At the largest-ever gathering of diplomats hosted by City Hall, London’s Muslim mayor Sadiq Khan called on diplomats to condemn the “cruel and prejudiced” ban on citizens of seven Muslim-majority countries entering the United States.
Addressing more than 100 countries, including five of the seven states that are subjected to the ban, he said the international community had “a responsibility to show moral leadership” and join him in speaking out against the ban.
“The Executive Order signed by President Trump will not only see the US turn its back on its obligation to refugees fleeing persecution at a time when great nations around the world should be doing more, not less – it risks playing straight into the hands of terrorists and extremists whose overriding goal is to divide people and deceive them into believing that Islam is incompatible with Western values,”he said.
The Mayor’s condemnation coincided with the news leak that 900 State Department officials had signed a memo in the so-called ‘Dissent Channel’ set up to allow US diplomats to express disagreement on a serious foreign policy matter without fear of retribution.
In the memo diplomats state that the Executive Order will have the opposite of its intended effect by making Americans less safe by “increasing anti-American sentiment”. It would also “sour relations” with the seven countries as well as much of the Muslim world.
By alienating these countries, the memo noted, “we lose access the intelligence and resources needed to fight the root causes of terror abroad, before an attack occurs within our borders.”
Beyond criticising the order’s effectiveness, the memo stated that the ban “stands in opposition to the core American and constitutional values that we, as federal employees, took an oath to uphold,” echoing the views of departing US Ambassador Matthew Barzun, who urged diplomats – in relation to the ban or any other policy matter – to speak up if they felt a policy was unconstitutional.
The memo also suggests some alternative ways forward, such as enhanced checks and continuous vetting of visa holders, before concluding: “We Are Better Than This Ban”.
The State Department created the dissent channel in 1971 as a response to concerns that contrary opinions were suppressed or ignored during the Vietnam War. Dissent memos are required to be distributed to the most senior officials in the State Department, including the Secretary of State.
The issuing of the Executive Order initially caused confusion at US borders and consular posts globally, including London, where information on their website contradicted statements made by the UK government that it had secured an excemption from the ban for British dual nationals.
Diplomats told Embassy that despite the legal challenge to the ban and the Federal Appeal Court decision not to reinstate it, there was still uncertainty. “Our nationals with visas are free to travel now, but what about the future?

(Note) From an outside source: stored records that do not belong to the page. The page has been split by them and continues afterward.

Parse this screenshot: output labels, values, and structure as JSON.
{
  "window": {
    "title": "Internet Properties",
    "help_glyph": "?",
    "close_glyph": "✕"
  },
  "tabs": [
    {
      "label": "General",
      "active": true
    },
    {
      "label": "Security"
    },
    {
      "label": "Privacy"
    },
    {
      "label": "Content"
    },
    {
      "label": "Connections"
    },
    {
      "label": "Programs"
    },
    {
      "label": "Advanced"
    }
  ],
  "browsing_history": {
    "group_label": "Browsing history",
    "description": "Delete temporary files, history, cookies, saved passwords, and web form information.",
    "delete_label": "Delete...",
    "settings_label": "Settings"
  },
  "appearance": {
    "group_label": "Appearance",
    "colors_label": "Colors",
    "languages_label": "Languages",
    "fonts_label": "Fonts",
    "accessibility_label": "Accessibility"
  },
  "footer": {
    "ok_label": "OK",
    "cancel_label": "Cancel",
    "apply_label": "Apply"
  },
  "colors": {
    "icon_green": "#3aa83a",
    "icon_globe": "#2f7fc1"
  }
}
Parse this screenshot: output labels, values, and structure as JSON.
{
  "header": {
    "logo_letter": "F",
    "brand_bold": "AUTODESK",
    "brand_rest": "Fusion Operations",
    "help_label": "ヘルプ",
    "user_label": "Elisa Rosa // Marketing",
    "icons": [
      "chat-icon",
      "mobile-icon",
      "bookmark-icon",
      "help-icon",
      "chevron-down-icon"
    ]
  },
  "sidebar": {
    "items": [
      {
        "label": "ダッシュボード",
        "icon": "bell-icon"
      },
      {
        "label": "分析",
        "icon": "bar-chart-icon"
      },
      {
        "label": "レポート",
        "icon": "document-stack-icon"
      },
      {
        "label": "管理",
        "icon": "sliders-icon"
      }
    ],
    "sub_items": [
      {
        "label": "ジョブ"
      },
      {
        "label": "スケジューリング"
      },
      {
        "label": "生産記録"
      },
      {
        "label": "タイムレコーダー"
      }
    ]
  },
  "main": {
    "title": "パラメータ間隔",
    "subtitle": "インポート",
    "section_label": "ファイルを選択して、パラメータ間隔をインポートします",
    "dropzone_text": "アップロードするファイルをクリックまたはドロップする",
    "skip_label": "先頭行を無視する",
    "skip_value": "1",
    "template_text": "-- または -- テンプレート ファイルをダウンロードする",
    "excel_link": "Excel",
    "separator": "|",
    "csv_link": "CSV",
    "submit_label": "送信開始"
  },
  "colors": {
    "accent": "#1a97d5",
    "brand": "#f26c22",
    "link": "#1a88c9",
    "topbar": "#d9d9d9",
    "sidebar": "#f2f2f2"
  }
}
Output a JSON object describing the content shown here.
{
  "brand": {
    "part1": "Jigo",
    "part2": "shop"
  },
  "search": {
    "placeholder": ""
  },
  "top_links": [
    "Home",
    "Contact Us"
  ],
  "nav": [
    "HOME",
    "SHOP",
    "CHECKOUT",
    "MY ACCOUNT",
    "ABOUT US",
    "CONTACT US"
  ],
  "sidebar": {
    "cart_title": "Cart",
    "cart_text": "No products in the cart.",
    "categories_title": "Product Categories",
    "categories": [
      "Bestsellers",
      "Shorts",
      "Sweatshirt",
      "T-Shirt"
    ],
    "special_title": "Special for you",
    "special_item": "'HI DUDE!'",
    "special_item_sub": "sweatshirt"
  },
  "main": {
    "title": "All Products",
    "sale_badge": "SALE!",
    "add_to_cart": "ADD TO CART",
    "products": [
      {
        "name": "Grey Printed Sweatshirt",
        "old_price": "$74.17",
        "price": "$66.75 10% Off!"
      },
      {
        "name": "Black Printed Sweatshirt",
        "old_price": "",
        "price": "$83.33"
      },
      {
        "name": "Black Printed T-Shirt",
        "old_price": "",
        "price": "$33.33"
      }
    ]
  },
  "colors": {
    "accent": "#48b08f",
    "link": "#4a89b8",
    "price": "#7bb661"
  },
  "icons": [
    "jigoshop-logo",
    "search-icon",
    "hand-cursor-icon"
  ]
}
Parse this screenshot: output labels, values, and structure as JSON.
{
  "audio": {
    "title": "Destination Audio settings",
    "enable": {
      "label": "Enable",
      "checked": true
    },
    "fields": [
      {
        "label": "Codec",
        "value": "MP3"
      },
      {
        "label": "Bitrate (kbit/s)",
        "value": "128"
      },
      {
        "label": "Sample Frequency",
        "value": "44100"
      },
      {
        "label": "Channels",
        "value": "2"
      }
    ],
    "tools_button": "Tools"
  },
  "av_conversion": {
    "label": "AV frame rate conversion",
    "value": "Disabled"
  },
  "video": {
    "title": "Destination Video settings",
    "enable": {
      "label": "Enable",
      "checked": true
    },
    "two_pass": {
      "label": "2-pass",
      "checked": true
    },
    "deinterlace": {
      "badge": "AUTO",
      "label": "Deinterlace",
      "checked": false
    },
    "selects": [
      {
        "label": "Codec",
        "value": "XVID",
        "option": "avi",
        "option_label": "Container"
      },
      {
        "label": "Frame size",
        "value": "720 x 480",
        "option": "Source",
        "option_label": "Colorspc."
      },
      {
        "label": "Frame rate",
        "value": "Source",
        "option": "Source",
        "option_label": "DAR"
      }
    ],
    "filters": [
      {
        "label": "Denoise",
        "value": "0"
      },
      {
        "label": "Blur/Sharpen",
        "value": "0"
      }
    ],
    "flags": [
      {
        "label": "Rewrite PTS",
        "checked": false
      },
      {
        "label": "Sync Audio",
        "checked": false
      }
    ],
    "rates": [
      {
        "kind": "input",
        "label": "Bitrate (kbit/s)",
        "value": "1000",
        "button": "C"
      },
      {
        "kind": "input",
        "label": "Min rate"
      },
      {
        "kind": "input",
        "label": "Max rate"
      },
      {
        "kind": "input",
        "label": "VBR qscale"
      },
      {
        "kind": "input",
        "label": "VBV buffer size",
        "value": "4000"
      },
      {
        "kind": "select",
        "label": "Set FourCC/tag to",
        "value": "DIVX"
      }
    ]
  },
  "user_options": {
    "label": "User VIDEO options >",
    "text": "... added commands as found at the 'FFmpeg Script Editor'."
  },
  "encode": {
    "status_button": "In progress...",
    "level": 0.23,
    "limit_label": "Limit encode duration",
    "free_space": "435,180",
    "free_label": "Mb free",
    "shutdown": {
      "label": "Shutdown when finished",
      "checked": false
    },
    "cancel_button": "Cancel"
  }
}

President Trump is determined to have some form of travel ban reinstated. So if something changes, our citizens may be caught in transit.”